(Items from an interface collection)
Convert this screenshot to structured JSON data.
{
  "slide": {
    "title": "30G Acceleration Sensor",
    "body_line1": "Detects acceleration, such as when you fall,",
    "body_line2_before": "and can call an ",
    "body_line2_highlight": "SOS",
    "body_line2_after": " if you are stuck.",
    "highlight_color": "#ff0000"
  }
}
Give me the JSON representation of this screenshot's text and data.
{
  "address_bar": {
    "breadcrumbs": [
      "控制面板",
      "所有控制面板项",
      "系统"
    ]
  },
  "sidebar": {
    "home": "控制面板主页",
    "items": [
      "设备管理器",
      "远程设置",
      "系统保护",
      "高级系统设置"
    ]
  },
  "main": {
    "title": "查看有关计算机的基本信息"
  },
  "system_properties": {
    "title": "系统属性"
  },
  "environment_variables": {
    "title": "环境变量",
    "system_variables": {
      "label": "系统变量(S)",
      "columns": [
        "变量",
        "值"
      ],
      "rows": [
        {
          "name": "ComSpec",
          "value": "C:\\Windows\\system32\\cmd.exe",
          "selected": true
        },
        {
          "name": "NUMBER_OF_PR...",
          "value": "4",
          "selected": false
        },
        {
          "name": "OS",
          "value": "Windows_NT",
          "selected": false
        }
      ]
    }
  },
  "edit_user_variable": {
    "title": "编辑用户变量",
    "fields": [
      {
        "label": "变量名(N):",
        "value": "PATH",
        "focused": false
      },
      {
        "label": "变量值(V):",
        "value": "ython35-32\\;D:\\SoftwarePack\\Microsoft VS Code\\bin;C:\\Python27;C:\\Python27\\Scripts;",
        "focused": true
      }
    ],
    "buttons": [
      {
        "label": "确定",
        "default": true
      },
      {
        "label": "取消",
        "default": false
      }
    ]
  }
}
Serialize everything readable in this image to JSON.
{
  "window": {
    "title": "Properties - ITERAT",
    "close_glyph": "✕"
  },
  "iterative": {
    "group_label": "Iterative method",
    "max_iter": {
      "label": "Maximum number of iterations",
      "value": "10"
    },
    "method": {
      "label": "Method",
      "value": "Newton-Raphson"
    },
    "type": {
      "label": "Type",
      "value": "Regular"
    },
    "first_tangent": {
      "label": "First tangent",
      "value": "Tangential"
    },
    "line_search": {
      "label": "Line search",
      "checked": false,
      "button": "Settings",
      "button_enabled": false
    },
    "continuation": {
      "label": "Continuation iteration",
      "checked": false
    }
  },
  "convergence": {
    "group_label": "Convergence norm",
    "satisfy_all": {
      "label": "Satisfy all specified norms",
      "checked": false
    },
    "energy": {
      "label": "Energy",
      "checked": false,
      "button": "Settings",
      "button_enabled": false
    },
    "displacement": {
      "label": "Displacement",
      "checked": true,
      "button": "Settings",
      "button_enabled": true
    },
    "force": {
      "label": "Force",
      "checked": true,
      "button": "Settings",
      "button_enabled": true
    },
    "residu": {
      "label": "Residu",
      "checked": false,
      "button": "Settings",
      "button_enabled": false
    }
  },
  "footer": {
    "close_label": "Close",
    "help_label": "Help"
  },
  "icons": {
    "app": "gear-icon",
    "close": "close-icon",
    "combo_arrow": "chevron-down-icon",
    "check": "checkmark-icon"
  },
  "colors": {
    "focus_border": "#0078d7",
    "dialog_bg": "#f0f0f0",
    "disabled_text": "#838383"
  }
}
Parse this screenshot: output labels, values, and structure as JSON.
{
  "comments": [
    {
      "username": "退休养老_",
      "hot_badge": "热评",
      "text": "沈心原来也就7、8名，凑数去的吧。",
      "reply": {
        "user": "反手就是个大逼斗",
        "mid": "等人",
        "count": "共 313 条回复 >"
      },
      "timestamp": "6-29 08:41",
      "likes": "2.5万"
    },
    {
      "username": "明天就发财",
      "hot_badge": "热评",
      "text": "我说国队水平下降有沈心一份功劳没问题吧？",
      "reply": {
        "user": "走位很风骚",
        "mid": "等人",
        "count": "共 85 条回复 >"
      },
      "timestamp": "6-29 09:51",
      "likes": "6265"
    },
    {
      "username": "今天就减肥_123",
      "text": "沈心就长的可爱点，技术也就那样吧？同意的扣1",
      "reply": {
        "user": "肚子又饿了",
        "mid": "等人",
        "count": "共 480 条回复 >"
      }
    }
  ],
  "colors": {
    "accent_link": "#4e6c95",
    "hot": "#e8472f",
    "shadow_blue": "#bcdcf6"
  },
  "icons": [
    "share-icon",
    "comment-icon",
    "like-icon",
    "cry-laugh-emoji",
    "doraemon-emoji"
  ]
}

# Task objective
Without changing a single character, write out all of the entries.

# Solved problem
Convert this screenshot to structured JSON data.
{
  "slide": {
    "title": "30G Acceleration Sensor",
    "body_line1": "Detects acceleration, such as when you fall,",
    "body_line2_before": "and can call an ",
    "body_line2_highlight": "SOS",
    "body_line2_after": " if you are stuck.",
    "highlight_color": "#ff0000"
  }
}
Give me the JSON representation of this screenshot's text and data.
{
  "address_bar": {
    "breadcrumbs": [
      "控制面板",
      "所有控制面板项",
      "系统"
    ]
  },
  "sidebar": {
    "home": "控制面板主页",
    "items": [
      "设备管理器",
      "远程设置",
      "系统保护",
      "高级系统设置"
    ]
  },
  "main": {
    "title": "查看有关计算机的基本信息"
  },
  "system_properties": {
    "title": "系统属性"
  },
  "environment_variables": {
    "title": "环境变量",
    "system_variables": {
      "label": "系统变量(S)",
      "columns": [
        "变量",
        "值"
      ],
      "rows": [
        {
          "name": "ComSpec",
          "value": "C:\\Windows\\system32\\cmd.exe",
          "selected": true
        },
        {
          "name": "NUMBER_OF_PR...",
          "value": "4",
          "selected": false
        },
        {
          "name": "OS",
          "value": "Windows_NT",
          "selected": false
        }
      ]
    }
  },
  "edit_user_variable": {
    "title": "编辑用户变量",
    "fields": [
      {
        "label": "变量名(N):",
        "value": "PATH",
        "focused": false
      },
      {
        "label": "变量值(V):",
        "value": "ython35-32\\;D:\\SoftwarePack\\Microsoft VS Code\\bin;C:\\Python27;C:\\Python27\\Scripts;",
        "focused": true
      }
    ],
    "buttons": [
      {
        "label": "确定",
        "default": true
      },
      {
        "label": "取消",
        "default": false
      }
    ]
  }
}
Serialize everything readable in this image to JSON.
{
  "window": {
    "title": "Properties - ITERAT",
    "close_glyph": "✕"
  },
  "iterative": {
    "group_label": "Iterative method",
    "max_iter": {
      "label": "Maximum number of iterations",
      "value": "10"
    },
    "method": {
      "label": "Method",
      "value": "Newton-Raphson"
    },
    "type": {
      "label": "Type",
      "value": "Regular"
    },
    "first_tangent": {
      "label": "First tangent",
      "value": "Tangential"
    },
    "line_search": {
      "label": "Line search",
      "checked": false,
      "button": "Settings",
      "button_enabled": false
    },
    "continuation": {
      "label": "Continuation iteration",
      "checked": false
    }
  },
  "convergence": {
    "group_label": "Convergence norm",
    "satisfy_all": {
      "label": "Satisfy all specified norms",
      "checked": false
    },
    "energy": {
      "label": "Energy",
      "checked": false,
      "button": "Settings",
      "button_enabled": false
    },
    "displacement": {
      "label": "Displacement",
      "checked": true,
      "button": "Settings",
      "button_enabled": true
    },
    "force": {
      "label": "Force",
      "checked": true,
      "button": "Settings",
      "button_enabled": true
    },
    "residu": {
      "label": "Residu",
      "checked": false,
      "button": "Settings",
      "button_enabled": false
    }
  },
  "footer": {
    "close_label": "Close",
    "help_label": "Help"
  },
  "icons": {
    "app": "gear-icon",
    "close": "close-icon",
    "combo_arrow": "chevron-down-icon",
    "check": "checkmark-icon"
  },
  "colors": {
    "focus_border": "#0078d7",
    "dialog_bg": "#f0f0f0",
    "disabled_text": "#838383"
  }
}
Parse this screenshot: output labels, values, and structure as JSON.
{
  "comments": [
    {
      "username": "退休养老_",
      "hot_badge": "热评",
      "text": "沈心原来也就7、8名，凑数去的吧。",
      "reply": {
        "user": "反手就是个大逼斗",
        "mid": "等人",
        "count": "共 313 条回复 >"
      },
      "timestamp": "6-29 08:41",
      "likes": "2.5万"
    },
    {
      "username": "明天就发财",
      "hot_badge": "热评",
      "text": "我说国队水平下降有沈心一份功劳没问题吧？",
      "reply": {
        "user": "走位很风骚",
        "mid": "等人",
        "count": "共 85 条回复 >"
      },
      "timestamp": "6-29 09:51",
      "likes": "6265"
    },
    {
      "username": "今天就减肥_123",
      "text": "沈心就长的可爱点，技术也就那样吧？同意的扣1",
      "reply": {
        "user": "肚子又饿了",
        "mid": "等人",
        "count": "共 480 条回复 >"
      }
    }
  ],
  "colors": {
    "accent_link": "#4e6c95",
    "hot": "#e8472f",
    "shadow_blue": "#bcdcf6"
  },
  "icons": [
    "share-icon",
    "comment-icon",
    "like-icon",
    "cry-laugh-emoji",
    "doraemon-emoji"
  ]
}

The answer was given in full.